» **What you will do**: Search the entries for the word "JSON". Copy each line in which it is found.

» **Data shown**:
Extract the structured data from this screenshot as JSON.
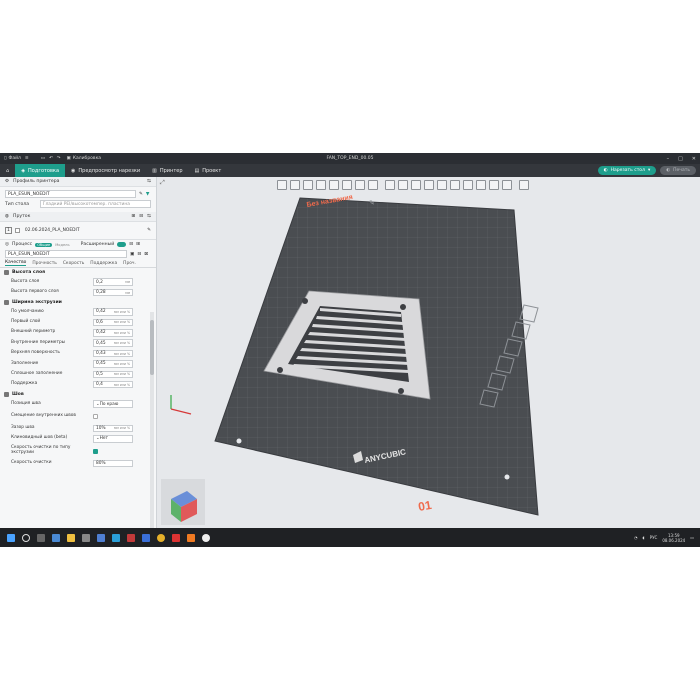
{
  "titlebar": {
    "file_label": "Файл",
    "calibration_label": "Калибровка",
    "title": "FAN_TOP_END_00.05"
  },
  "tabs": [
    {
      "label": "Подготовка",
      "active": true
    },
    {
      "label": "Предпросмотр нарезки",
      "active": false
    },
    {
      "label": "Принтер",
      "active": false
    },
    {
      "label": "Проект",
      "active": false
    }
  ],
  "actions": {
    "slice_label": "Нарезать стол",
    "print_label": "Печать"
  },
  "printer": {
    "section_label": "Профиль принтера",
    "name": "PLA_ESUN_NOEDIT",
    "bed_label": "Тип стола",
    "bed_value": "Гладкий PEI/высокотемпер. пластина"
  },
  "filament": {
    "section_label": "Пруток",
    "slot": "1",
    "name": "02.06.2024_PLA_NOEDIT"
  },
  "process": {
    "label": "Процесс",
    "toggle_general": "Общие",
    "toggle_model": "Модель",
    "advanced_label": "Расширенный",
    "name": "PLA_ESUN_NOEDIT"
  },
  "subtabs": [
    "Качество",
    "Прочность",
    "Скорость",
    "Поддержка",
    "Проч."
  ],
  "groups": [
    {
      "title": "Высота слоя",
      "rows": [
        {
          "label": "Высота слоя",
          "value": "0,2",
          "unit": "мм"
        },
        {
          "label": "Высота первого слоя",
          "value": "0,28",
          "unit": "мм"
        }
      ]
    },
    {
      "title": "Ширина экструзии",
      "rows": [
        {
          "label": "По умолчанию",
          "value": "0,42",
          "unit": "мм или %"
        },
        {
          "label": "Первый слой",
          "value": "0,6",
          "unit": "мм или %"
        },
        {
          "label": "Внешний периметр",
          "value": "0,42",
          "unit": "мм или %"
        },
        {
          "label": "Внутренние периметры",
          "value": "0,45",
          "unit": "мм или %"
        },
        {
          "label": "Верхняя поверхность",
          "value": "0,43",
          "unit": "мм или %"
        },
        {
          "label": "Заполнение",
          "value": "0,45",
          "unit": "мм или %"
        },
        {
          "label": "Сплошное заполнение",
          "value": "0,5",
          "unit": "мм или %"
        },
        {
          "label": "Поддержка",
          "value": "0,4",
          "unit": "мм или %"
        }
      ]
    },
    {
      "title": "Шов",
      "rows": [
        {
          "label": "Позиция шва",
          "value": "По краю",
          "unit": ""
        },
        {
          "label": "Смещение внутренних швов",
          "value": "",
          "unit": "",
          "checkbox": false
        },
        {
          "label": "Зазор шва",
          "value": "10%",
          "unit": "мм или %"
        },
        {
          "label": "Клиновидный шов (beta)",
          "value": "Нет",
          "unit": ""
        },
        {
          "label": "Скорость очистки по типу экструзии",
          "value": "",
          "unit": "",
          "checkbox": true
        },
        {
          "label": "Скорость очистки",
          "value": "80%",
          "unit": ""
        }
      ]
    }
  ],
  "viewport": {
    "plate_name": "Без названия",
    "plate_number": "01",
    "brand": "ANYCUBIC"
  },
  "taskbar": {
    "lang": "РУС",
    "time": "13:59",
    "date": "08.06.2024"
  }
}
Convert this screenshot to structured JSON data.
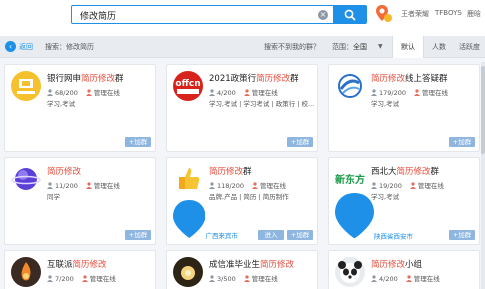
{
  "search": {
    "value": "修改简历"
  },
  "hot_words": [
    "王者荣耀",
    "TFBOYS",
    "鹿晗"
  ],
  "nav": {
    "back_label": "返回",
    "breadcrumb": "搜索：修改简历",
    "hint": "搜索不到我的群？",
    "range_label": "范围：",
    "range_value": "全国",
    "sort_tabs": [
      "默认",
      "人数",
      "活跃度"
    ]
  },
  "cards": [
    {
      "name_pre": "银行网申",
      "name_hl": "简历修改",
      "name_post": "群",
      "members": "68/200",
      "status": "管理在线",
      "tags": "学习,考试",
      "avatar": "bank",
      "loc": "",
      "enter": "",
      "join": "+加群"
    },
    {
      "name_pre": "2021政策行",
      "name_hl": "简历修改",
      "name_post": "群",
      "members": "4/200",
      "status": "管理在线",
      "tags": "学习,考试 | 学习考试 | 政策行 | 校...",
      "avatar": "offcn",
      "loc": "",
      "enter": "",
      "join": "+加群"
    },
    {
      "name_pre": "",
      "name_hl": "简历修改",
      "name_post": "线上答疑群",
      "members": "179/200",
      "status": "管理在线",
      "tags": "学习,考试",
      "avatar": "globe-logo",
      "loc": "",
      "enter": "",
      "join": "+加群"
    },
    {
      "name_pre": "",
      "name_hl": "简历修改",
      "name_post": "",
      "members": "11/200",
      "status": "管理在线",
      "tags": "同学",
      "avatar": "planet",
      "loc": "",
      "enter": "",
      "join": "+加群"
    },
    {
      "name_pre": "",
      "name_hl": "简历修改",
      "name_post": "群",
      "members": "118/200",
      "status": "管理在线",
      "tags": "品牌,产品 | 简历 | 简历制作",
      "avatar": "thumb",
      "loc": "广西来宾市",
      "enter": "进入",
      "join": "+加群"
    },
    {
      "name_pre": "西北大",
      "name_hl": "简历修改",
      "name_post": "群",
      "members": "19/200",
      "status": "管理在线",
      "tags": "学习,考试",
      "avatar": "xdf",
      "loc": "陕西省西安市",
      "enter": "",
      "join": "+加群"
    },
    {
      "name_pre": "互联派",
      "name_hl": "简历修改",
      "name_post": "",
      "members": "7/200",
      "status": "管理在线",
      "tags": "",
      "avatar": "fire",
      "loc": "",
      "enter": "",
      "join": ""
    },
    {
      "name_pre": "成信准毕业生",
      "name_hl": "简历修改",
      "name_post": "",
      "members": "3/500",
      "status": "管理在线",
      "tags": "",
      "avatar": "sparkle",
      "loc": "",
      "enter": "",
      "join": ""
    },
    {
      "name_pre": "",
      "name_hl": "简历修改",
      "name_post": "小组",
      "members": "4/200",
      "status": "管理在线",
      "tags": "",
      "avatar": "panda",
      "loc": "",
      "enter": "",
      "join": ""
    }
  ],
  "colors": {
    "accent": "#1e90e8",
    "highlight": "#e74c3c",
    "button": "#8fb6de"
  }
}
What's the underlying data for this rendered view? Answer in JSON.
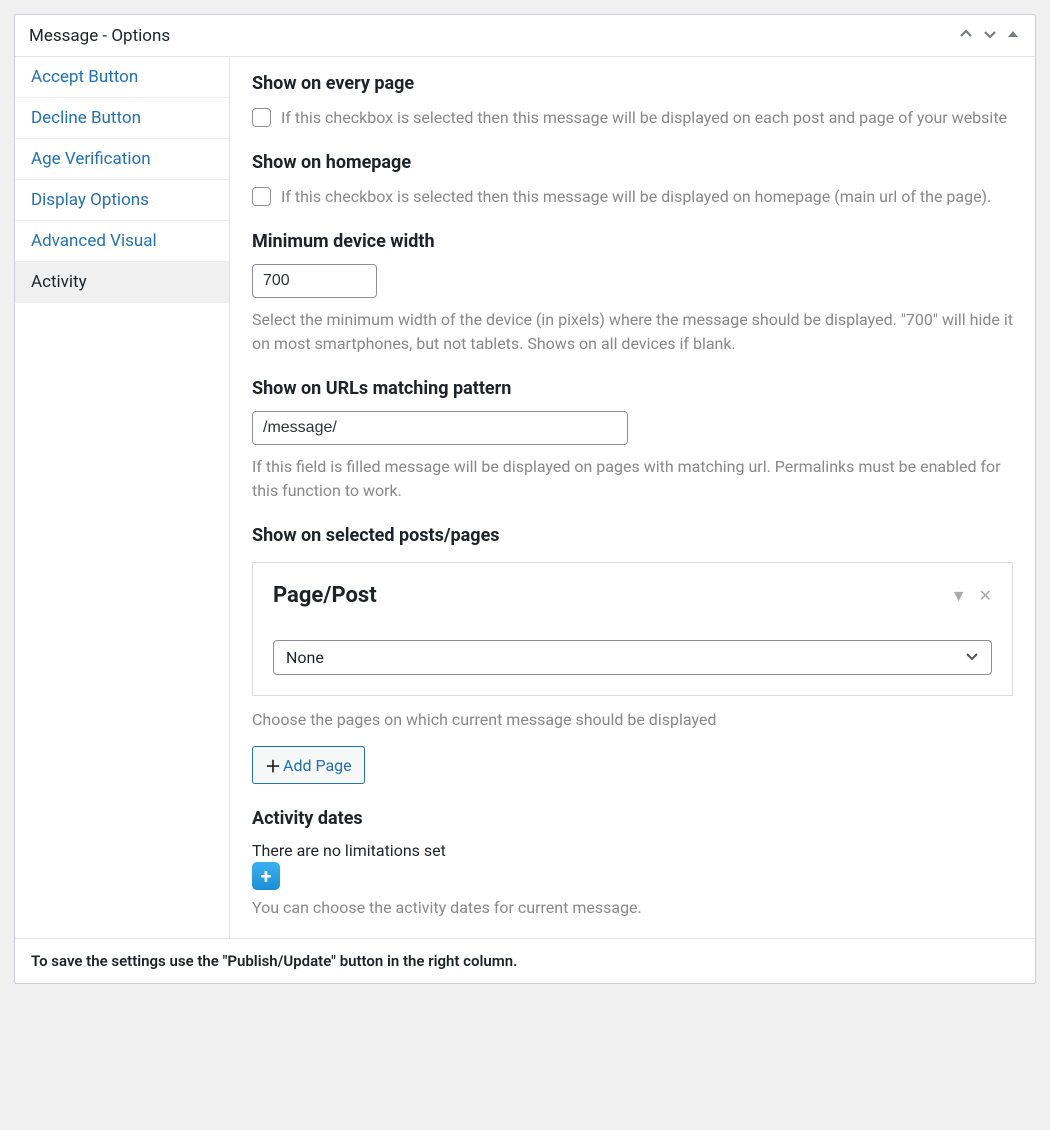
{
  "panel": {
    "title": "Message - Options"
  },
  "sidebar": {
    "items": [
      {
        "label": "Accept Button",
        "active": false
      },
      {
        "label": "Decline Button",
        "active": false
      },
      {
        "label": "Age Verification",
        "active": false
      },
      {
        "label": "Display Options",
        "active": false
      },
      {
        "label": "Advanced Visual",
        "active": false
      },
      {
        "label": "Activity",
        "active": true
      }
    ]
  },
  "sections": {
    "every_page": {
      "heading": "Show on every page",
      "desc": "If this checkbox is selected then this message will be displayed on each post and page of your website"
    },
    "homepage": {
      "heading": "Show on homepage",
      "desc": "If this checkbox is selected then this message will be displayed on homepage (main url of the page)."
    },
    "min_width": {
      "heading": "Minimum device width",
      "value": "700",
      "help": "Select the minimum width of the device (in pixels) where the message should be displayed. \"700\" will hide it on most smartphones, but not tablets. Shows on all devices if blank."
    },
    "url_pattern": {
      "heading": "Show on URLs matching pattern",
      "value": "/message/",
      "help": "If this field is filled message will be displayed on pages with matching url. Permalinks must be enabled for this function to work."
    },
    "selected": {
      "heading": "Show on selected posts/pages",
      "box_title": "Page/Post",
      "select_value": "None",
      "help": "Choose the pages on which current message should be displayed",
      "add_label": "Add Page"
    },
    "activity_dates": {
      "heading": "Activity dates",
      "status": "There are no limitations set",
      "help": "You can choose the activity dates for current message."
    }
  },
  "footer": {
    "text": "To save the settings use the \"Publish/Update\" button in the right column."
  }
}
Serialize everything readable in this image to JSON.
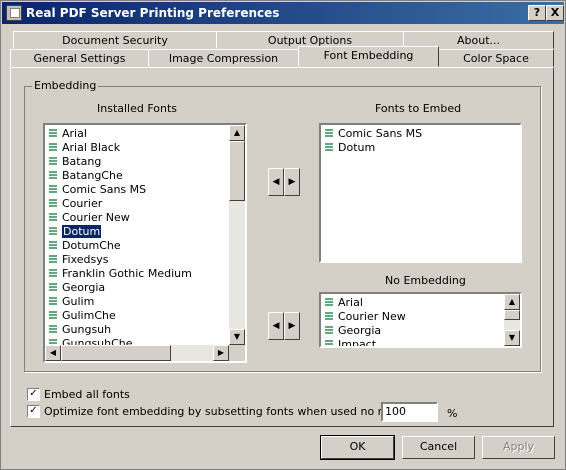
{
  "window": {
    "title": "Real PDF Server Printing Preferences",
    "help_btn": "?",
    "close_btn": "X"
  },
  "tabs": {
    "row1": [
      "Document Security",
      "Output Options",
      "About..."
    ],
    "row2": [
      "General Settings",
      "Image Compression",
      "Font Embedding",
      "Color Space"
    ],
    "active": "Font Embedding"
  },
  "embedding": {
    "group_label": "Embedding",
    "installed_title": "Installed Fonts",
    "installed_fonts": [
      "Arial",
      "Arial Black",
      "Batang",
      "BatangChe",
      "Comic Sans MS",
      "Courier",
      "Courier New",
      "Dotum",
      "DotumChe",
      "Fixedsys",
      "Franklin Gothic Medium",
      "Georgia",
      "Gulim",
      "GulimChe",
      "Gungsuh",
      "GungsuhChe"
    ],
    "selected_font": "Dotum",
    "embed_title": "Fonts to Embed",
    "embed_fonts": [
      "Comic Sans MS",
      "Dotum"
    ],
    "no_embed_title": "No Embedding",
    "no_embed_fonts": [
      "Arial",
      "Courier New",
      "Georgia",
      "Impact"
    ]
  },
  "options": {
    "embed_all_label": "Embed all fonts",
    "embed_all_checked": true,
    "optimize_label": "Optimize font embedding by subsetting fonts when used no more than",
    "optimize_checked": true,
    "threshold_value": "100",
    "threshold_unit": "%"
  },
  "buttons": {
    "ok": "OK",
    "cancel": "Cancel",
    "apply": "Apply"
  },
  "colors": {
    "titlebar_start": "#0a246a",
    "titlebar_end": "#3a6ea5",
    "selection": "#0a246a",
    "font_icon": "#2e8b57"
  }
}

» **Solution to this exercise**:
Extract the structured data from this screenshot as JSON.
Convert this screenshot to structured JSON data.
What's the underlying data for this rendered view? Answer in JSON.
Serialize everything readable in this image to JSON.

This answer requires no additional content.